Word for the Week
Short reflections on Bible passages, with a frontline focus...
The angel of the LORD also said to her:
‘You are now pregnant
and you will give birth to a son.
You shall name him Ishmael,
for the LORD has heard of your misery.
He will be a wild donkey of a man;
his hand will be against everyone
and everyone’s hand against him,
and he will live in hostility
towards all his brothers.’
She gave this name to the LORD who spoke to her: ‘You are the God who sees me,’ for she said, ‘I have now seen the One who sees me.’
There are always tricky ones. Hagar’s story is a tricky one, partly because it is one many of us know well – familiarity can blind us to what’s going on. Sarai cannot have children and so gives Abram her female slave, Hagar, so a child can be conceived and borne. Because we know this story well, we might overlook Hagar. She is a woman enslaved in a patriarchal society with no rights, no inheritance, and no status. She is passed from Sarai to Abram, effectively as a sex-slave for the sole purpose of reproduction.
Within the confines of Sarai and Abram’s home, Hagar has no name and no voice. Aside from the narrator, she is not addressed by name until the angel speaks to her in the wilderness. She does not speak herself until questioned by this angel. Sarai’s situation must have been desperate for her to willingly give another woman to her husband to mother a child. But Sarai had agency, power, and voice, while Hagar had none.
And so, Hagar flees to the wilderness and the angel of the Lord comes to her with words of promise. Hagar is the first woman in the Bible to receive an annunciation: an announcement concerning the baby she was carrying. This begins a series of annunciations, promising children of significance in God’s story of salvation. Despite her pregnancy’s less than ideal beginnings, Hagar is seen, known, and given a voice. The story doesn’t end there for Hagar, but at this moment in the wilderness she knows God’s care.
Pregnancy and childbirth will always include tricky ones. The ones with difficult relationships, the ones with painful beginnings, middles, or ends, the ones with anxiety or shame or grief. There are other ‘tricky ones’ on our frontlines: a difficult relationship at home, a bullying colleague in the office, a structure that perpetuates systemic injustice.
Amidst all these tricky ones perhaps it is our task to remember names and listen to voices. As we do so, we are reminded of an individual’s humanity and their identity as an image-bearer of God. As we make space to listen, we hear the voices that have been forgotten or overlooked, perhaps for decades. All this, so that God may use our voices, silences, and presence to share his love, nurture, and care with those we meet.
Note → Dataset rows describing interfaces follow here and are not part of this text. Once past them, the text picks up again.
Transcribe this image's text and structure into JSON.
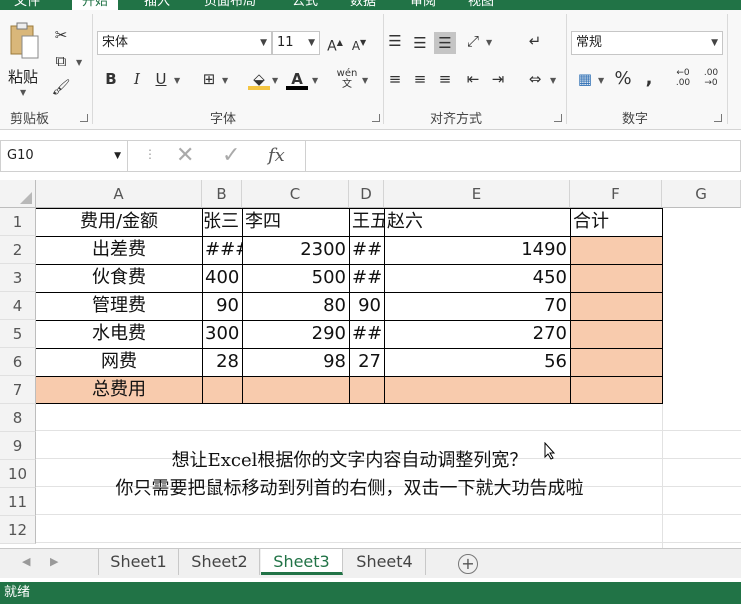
{
  "ribbon": {
    "tabs": [
      "文件",
      "开始",
      "插入",
      "页面布局",
      "公式",
      "数据",
      "审阅",
      "视图"
    ],
    "clipboard": {
      "paste_label": "粘贴",
      "group_label": "剪贴板"
    },
    "font": {
      "name": "宋体",
      "size": "11",
      "group_label": "字体",
      "bold": "B",
      "italic": "I",
      "underline": "U",
      "font_color_glyph": "A",
      "wen_glyph": "wén文"
    },
    "alignment": {
      "group_label": "对齐方式"
    },
    "number": {
      "format": "常规",
      "group_label": "数字",
      "percent": "%",
      "comma": ","
    }
  },
  "formula_bar": {
    "name_box": "G10",
    "fx": "fx",
    "value": ""
  },
  "grid": {
    "columns": [
      "A",
      "B",
      "C",
      "D",
      "E",
      "F",
      "G"
    ],
    "rows": [
      "1",
      "2",
      "3",
      "4",
      "5",
      "6",
      "7",
      "8",
      "9",
      "10",
      "11",
      "12"
    ],
    "headers": [
      "费用/金额",
      "张三",
      "李四",
      "王五",
      "赵六",
      "合计"
    ],
    "data": [
      [
        "出差费",
        "###",
        "2300",
        "##",
        "1490"
      ],
      [
        "伙食费",
        "400",
        "500",
        "##",
        "450"
      ],
      [
        "管理费",
        "90",
        "80",
        "90",
        "70"
      ],
      [
        "水电费",
        "300",
        "290",
        "##",
        "270"
      ],
      [
        "网费",
        "28",
        "98",
        "27",
        "56"
      ]
    ],
    "total_label": "总费用",
    "tip_lines": [
      "想让Excel根据你的文字内容自动调整列宽？",
      "你只需要把鼠标移动到列首的右侧，双击一下就大功告成啦"
    ]
  },
  "sheets": [
    "Sheet1",
    "Sheet2",
    "Sheet3",
    "Sheet4"
  ],
  "active_sheet": "Sheet3",
  "status": "就绪",
  "colors": {
    "accent": "#217346",
    "highlight_fill": "#f8cbad"
  }
}
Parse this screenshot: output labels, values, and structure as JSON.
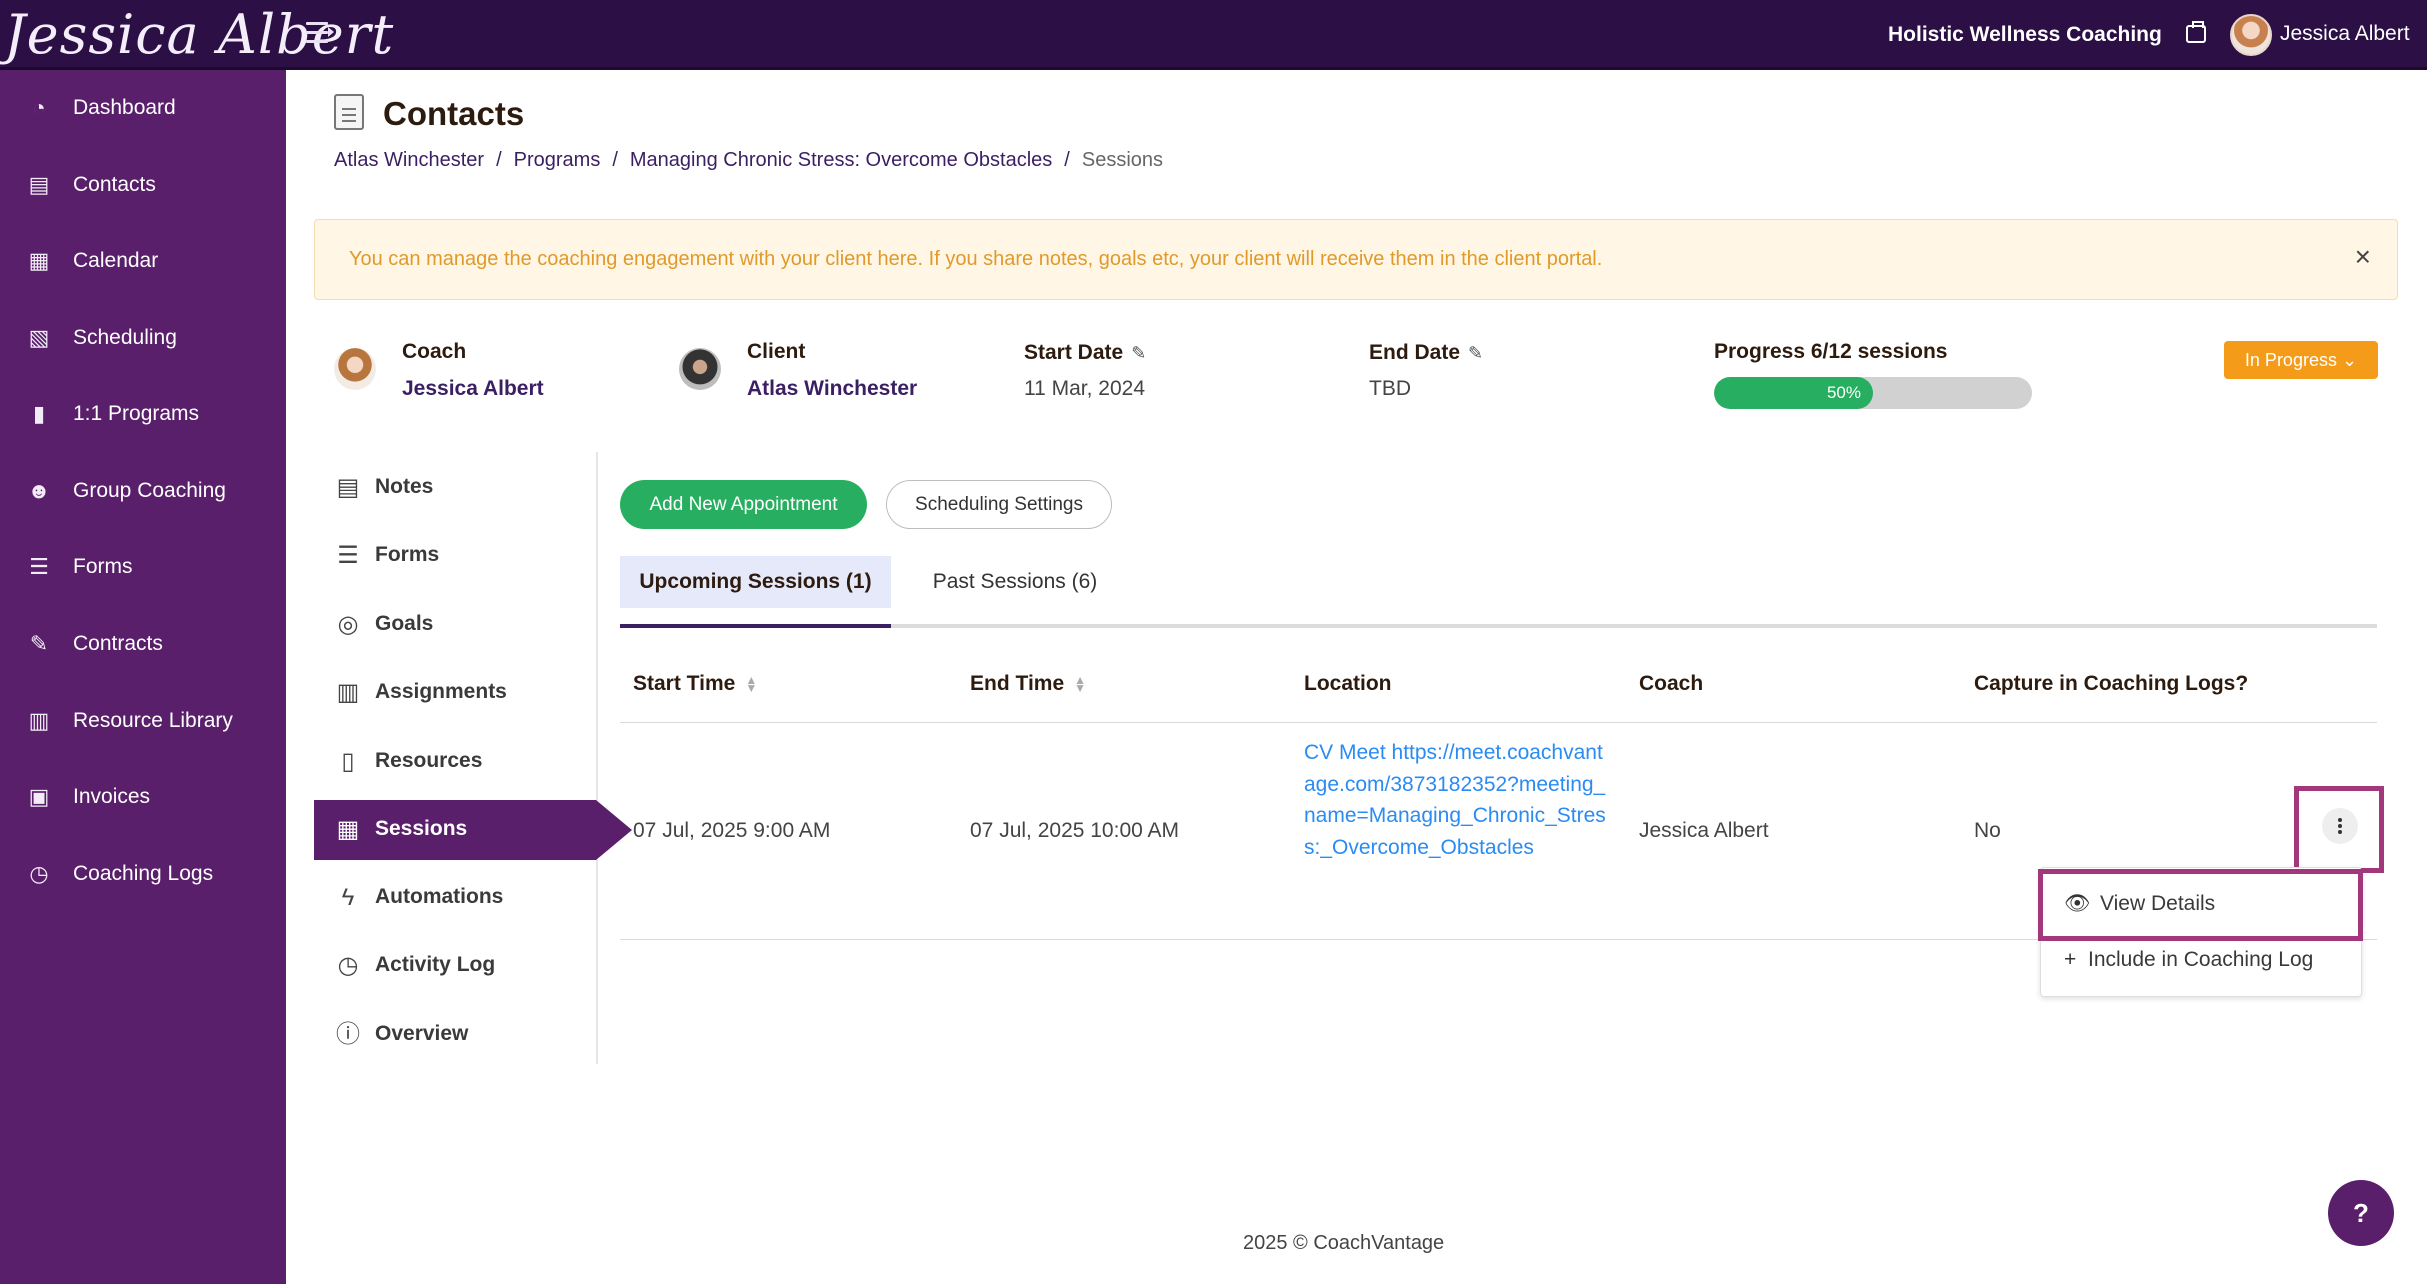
{
  "header": {
    "logo_text": "Jessica Albert",
    "business_name": "Holistic Wellness Coaching",
    "user_name": "Jessica Albert"
  },
  "sidebar": {
    "items": [
      {
        "label": "Dashboard",
        "icon": "dashboard-icon"
      },
      {
        "label": "Contacts",
        "icon": "contacts-icon"
      },
      {
        "label": "Calendar",
        "icon": "calendar-icon"
      },
      {
        "label": "Scheduling",
        "icon": "scheduling-icon"
      },
      {
        "label": "1:1 Programs",
        "icon": "book-icon"
      },
      {
        "label": "Group Coaching",
        "icon": "group-icon"
      },
      {
        "label": "Forms",
        "icon": "forms-icon"
      },
      {
        "label": "Contracts",
        "icon": "contract-icon"
      },
      {
        "label": "Resource Library",
        "icon": "library-icon"
      },
      {
        "label": "Invoices",
        "icon": "invoice-icon"
      },
      {
        "label": "Coaching Logs",
        "icon": "clock-icon"
      }
    ]
  },
  "page": {
    "title": "Contacts",
    "breadcrumb": [
      "Atlas Winchester",
      "Programs",
      "Managing Chronic Stress: Overcome Obstacles",
      "Sessions"
    ],
    "alert": "You can manage the coaching engagement with your client here. If you share notes, goals etc, your client will receive them in the client portal."
  },
  "engagement": {
    "coach_label": "Coach",
    "coach_name": "Jessica Albert",
    "client_label": "Client",
    "client_name": "Atlas Winchester",
    "start_label": "Start Date",
    "start_value": "11 Mar, 2024",
    "end_label": "End Date",
    "end_value": "TBD",
    "progress_label": "Progress 6/12 sessions",
    "progress_text": "50%",
    "progress_fraction": 0.5,
    "status": "In Progress"
  },
  "submenu": {
    "items": [
      {
        "label": "Notes",
        "icon": "notes-icon"
      },
      {
        "label": "Forms",
        "icon": "forms-icon"
      },
      {
        "label": "Goals",
        "icon": "target-icon"
      },
      {
        "label": "Assignments",
        "icon": "clipboard-icon"
      },
      {
        "label": "Resources",
        "icon": "resources-icon"
      },
      {
        "label": "Sessions",
        "icon": "calendar-icon",
        "active": true
      },
      {
        "label": "Automations",
        "icon": "bolt-icon"
      },
      {
        "label": "Activity Log",
        "icon": "history-icon"
      },
      {
        "label": "Overview",
        "icon": "info-icon"
      }
    ]
  },
  "sessions": {
    "add_button": "Add New Appointment",
    "settings_button": "Scheduling Settings",
    "tabs": [
      "Upcoming Sessions (1)",
      "Past Sessions (6)"
    ],
    "columns": [
      "Start Time",
      "End Time",
      "Location",
      "Coach",
      "Capture in Coaching Logs?"
    ],
    "rows": [
      {
        "start": "07 Jul, 2025 9:00 AM",
        "end": "07 Jul, 2025 10:00 AM",
        "location": "CV Meet https://meet.coachvantage.com/3873182352?meeting_name=Managing_Chronic_Stress:_Overcome_Obstacles",
        "coach": "Jessica Albert",
        "capture": "No"
      }
    ],
    "menu": {
      "view_details": "View Details",
      "include_log": "Include in Coaching Log"
    }
  },
  "footer": "2025 © CoachVantage",
  "help": "?",
  "colors": {
    "topbar": "#2b0f45",
    "sidebar": "#5a1f6b",
    "primary_green": "#27ae60",
    "status_orange": "#f59b1a",
    "highlight": "#a2387b",
    "link_blue": "#2a8bf2"
  }
}
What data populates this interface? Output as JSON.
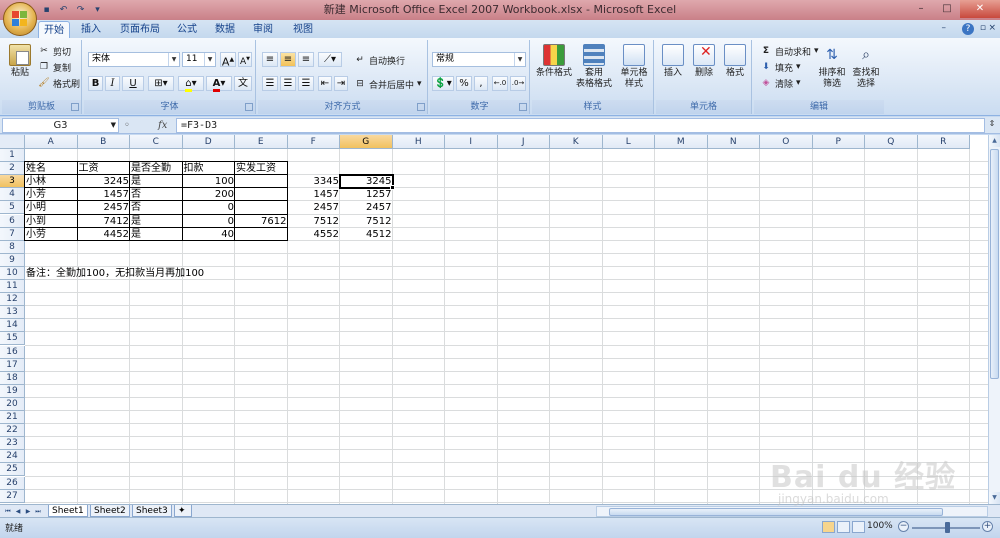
{
  "window": {
    "title": "新建 Microsoft Office Excel 2007 Workbook.xlsx - Microsoft Excel",
    "controls": [
      "–",
      "□",
      "✕"
    ]
  },
  "tabs": [
    {
      "label": "开始",
      "active": true
    },
    {
      "label": "插入"
    },
    {
      "label": "页面布局"
    },
    {
      "label": "公式"
    },
    {
      "label": "数据"
    },
    {
      "label": "审阅"
    },
    {
      "label": "视图"
    }
  ],
  "ribbon": {
    "clipboard": {
      "paste": "粘贴",
      "cut": "剪切",
      "copy": "复制",
      "format_painter": "格式刷",
      "label": "剪贴板"
    },
    "font": {
      "name": "宋体",
      "size": "11",
      "bold": "B",
      "italic": "I",
      "underline": "U",
      "grow": "A",
      "shrink": "A",
      "label": "字体"
    },
    "alignment": {
      "wrap": "自动换行",
      "merge": "合并后居中",
      "label": "对齐方式"
    },
    "number": {
      "format": "常规",
      "percent": "%",
      "comma": ",",
      "label": "数字"
    },
    "styles": {
      "conditional": "条件格式",
      "table": "套用\n表格格式",
      "cell": "单元格\n样式",
      "label": "样式"
    },
    "cells": {
      "insert": "插入",
      "delete": "删除",
      "format": "格式",
      "label": "单元格"
    },
    "editing": {
      "autosum": "自动求和",
      "fill": "填充",
      "clear": "清除",
      "sort": "排序和\n筛选",
      "find": "查找和\n选择",
      "label": "编辑"
    }
  },
  "formula_bar": {
    "name_box": "G3",
    "fx": "fx",
    "formula": "=F3-D3"
  },
  "columns": [
    "A",
    "B",
    "C",
    "D",
    "E",
    "F",
    "G",
    "H",
    "I",
    "J",
    "K",
    "L",
    "M",
    "N",
    "O",
    "P",
    "Q",
    "R"
  ],
  "rows": [
    "1",
    "2",
    "3",
    "4",
    "5",
    "6",
    "7",
    "8",
    "9",
    "10",
    "11",
    "12",
    "13",
    "14",
    "15",
    "16",
    "17",
    "18",
    "19",
    "20",
    "21",
    "22",
    "23",
    "24",
    "25",
    "26",
    "27"
  ],
  "selected_cell": {
    "col": "G",
    "row": "3"
  },
  "table": {
    "headers": [
      "姓名",
      "工资",
      "是否全勤",
      "扣款",
      "实发工资"
    ],
    "rows": [
      {
        "name": "小林",
        "salary": "3245",
        "full": "是",
        "deduct": "100",
        "net": "",
        "f": "3345",
        "g": "3245"
      },
      {
        "name": "小芳",
        "salary": "1457",
        "full": "否",
        "deduct": "200",
        "net": "",
        "f": "1457",
        "g": "1257"
      },
      {
        "name": "小明",
        "salary": "2457",
        "full": "否",
        "deduct": "0",
        "net": "",
        "f": "2457",
        "g": "2457"
      },
      {
        "name": "小到",
        "salary": "7412",
        "full": "是",
        "deduct": "0",
        "net": "7612",
        "f": "7512",
        "g": "7512"
      },
      {
        "name": "小劳",
        "salary": "4452",
        "full": "是",
        "deduct": "40",
        "net": "",
        "f": "4552",
        "g": "4512"
      }
    ]
  },
  "note": "备注：全勤加100，无扣款当月再加100",
  "sheets": [
    {
      "label": "Sheet1",
      "active": true
    },
    {
      "label": "Sheet2"
    },
    {
      "label": "Sheet3"
    }
  ],
  "status": {
    "ready": "就绪",
    "zoom": "100%"
  },
  "watermark": {
    "text": "Bai du 经验",
    "sub": "jingyan.baidu.com"
  }
}
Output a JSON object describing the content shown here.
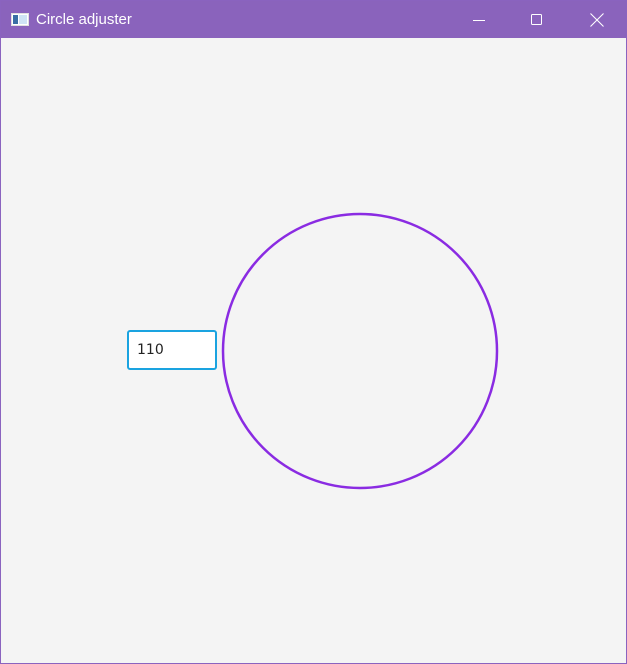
{
  "window": {
    "title": "Circle adjuster",
    "title_bar_color": "#8a63bc",
    "controls": {
      "minimize_icon": "minimize-icon",
      "maximize_icon": "maximize-icon",
      "close_icon": "close-icon"
    }
  },
  "radius_input": {
    "value": "110"
  },
  "circle": {
    "stroke_color": "#8a2be2"
  }
}
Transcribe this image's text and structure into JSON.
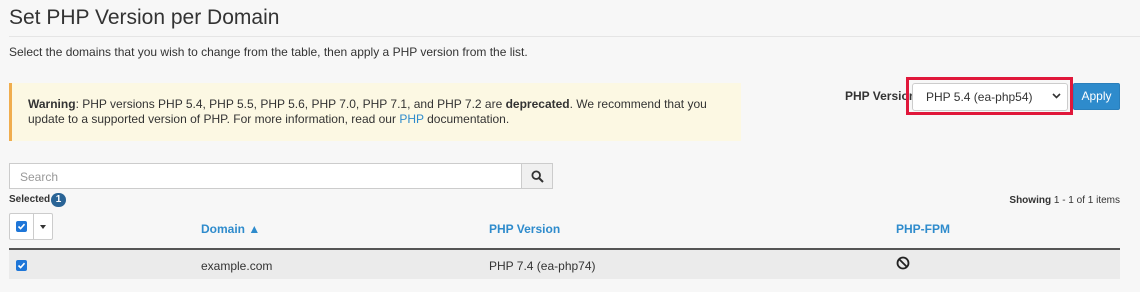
{
  "page": {
    "title": "Set PHP Version per Domain",
    "description": "Select the domains that you wish to change from the table, then apply a PHP version from the list."
  },
  "warning": {
    "strong": "Warning",
    "text1": ": PHP versions PHP 5.4, PHP 5.5, PHP 5.6, PHP 7.0, PHP 7.1, and PHP 7.2 are ",
    "deprecated": "deprecated",
    "text2": ". We recommend that you update to a supported version of PHP. For more information, read our ",
    "link": "PHP",
    "text3": " documentation."
  },
  "php_version": {
    "label": "PHP Version",
    "selected": "PHP 5.4 (ea-php54)",
    "apply_label": "Apply"
  },
  "search": {
    "placeholder": "Search"
  },
  "selection": {
    "label": "Selected",
    "count": "1"
  },
  "showing": {
    "label": "Showing",
    "range": "1 - 1 of 1 items"
  },
  "table": {
    "headers": {
      "domain": "Domain ▲",
      "php_version": "PHP Version",
      "php_fpm": "PHP-FPM"
    },
    "rows": [
      {
        "domain": "example.com",
        "php_version": "PHP 7.4 (ea-php74)",
        "php_fpm_icon": "disabled-icon",
        "checked": true
      }
    ]
  },
  "colors": {
    "accent": "#2e8bcc",
    "checkbox": "#1e76d8",
    "highlight": "#e0173a",
    "warning_border": "#f0ad4e"
  }
}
Imogen is a curate in Trull and Angersleigh, and the winner of Theology Slam 2021
What tricky situations are you facing on your frontlines this Christmas? How is God calling you to respond? Join the conversation in the comments below.